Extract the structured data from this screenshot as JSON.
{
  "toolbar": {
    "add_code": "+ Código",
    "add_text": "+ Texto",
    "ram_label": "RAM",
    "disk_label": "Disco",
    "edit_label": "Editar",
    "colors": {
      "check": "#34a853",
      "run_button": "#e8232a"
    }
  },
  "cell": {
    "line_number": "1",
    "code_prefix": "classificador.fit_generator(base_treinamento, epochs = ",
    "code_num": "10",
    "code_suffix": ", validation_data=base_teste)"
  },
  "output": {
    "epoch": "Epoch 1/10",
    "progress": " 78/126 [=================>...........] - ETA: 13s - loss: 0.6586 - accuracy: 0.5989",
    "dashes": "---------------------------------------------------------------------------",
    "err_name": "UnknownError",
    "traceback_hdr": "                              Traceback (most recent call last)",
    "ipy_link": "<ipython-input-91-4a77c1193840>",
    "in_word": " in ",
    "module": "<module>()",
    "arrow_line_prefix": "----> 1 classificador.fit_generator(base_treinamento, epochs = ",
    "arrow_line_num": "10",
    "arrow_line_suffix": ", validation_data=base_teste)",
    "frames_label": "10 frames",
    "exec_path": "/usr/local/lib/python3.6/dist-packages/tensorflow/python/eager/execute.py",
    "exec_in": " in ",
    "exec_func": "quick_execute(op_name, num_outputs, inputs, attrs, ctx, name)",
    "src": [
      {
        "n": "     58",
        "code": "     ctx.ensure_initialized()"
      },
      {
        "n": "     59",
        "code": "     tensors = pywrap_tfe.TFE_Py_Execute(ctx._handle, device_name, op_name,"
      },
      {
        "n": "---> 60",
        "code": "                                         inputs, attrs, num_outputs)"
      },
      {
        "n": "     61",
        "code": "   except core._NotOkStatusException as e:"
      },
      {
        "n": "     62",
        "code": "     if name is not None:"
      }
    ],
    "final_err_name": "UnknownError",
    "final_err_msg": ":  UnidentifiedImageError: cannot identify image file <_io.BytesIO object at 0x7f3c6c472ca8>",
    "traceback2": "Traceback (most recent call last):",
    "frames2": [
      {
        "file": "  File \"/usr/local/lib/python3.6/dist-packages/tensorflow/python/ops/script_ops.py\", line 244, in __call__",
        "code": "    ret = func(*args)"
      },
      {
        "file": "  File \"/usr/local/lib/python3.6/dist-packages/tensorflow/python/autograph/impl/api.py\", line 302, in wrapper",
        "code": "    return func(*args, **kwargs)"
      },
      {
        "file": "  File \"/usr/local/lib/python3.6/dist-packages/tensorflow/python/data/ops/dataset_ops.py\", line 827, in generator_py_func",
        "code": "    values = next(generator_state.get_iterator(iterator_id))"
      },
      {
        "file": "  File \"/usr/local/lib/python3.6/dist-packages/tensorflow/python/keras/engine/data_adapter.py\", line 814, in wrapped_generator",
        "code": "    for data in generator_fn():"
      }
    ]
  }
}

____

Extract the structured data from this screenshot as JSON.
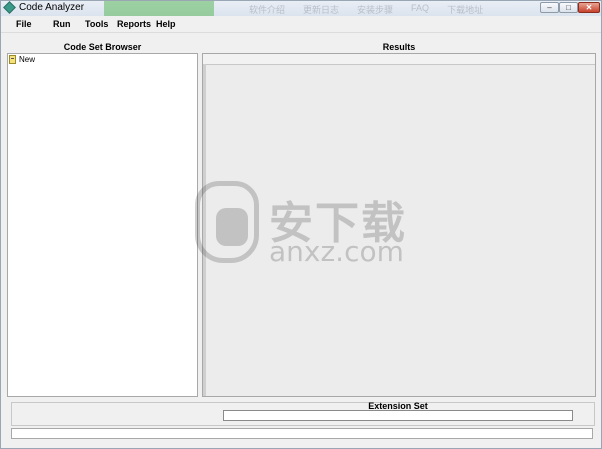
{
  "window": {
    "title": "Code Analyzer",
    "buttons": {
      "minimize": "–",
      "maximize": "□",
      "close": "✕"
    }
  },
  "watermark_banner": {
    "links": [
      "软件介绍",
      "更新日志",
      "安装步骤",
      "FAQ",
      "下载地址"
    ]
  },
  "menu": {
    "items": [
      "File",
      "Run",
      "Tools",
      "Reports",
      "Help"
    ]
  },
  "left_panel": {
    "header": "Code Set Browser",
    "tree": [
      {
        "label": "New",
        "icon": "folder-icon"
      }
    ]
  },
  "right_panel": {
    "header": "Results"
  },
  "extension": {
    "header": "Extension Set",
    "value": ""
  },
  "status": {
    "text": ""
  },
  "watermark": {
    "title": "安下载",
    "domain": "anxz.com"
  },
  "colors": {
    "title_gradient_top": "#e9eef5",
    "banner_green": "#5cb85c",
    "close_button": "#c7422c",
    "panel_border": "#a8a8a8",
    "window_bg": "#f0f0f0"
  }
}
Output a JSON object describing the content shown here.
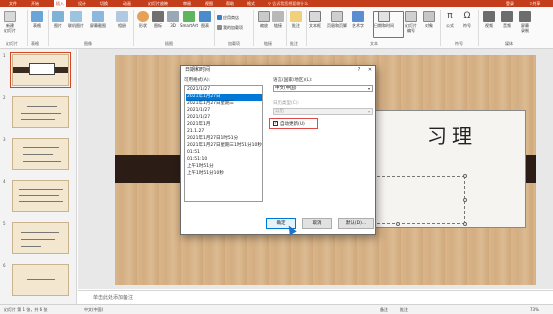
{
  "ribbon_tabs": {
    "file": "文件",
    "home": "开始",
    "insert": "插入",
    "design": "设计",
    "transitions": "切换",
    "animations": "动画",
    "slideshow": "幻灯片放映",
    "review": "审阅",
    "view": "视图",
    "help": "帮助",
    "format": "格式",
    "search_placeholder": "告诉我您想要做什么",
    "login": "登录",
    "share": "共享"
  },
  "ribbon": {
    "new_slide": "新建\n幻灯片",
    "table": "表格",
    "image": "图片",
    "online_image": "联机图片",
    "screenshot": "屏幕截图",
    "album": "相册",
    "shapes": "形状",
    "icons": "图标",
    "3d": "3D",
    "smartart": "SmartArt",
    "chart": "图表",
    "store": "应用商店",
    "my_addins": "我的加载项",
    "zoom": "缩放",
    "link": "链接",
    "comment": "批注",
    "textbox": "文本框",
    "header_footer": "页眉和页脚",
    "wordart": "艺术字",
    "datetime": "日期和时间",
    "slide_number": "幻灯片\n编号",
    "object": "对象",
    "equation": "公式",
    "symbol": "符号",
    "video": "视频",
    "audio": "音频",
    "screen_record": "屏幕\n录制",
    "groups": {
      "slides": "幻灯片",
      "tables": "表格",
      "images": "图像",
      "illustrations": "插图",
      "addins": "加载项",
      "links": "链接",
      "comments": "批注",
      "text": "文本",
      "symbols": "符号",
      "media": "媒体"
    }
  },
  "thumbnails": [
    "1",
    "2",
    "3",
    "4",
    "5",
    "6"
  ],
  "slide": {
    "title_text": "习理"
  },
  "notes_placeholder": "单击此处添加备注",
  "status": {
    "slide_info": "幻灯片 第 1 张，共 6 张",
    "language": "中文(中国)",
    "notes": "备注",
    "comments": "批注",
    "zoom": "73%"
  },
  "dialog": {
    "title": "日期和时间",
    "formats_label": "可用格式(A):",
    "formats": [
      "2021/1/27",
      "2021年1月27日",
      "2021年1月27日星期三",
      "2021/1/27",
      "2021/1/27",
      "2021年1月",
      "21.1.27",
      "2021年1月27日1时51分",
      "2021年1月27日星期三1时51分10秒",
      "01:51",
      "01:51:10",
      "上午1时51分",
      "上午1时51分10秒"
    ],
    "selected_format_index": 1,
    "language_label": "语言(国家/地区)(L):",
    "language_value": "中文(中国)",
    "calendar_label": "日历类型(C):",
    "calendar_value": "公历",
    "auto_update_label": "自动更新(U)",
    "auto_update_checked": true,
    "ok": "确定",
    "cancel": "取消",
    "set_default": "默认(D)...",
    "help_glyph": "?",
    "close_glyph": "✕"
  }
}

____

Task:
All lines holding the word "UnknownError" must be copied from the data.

Response area:
    "err_name": "UnknownError",
    "final_err_name": "UnknownError",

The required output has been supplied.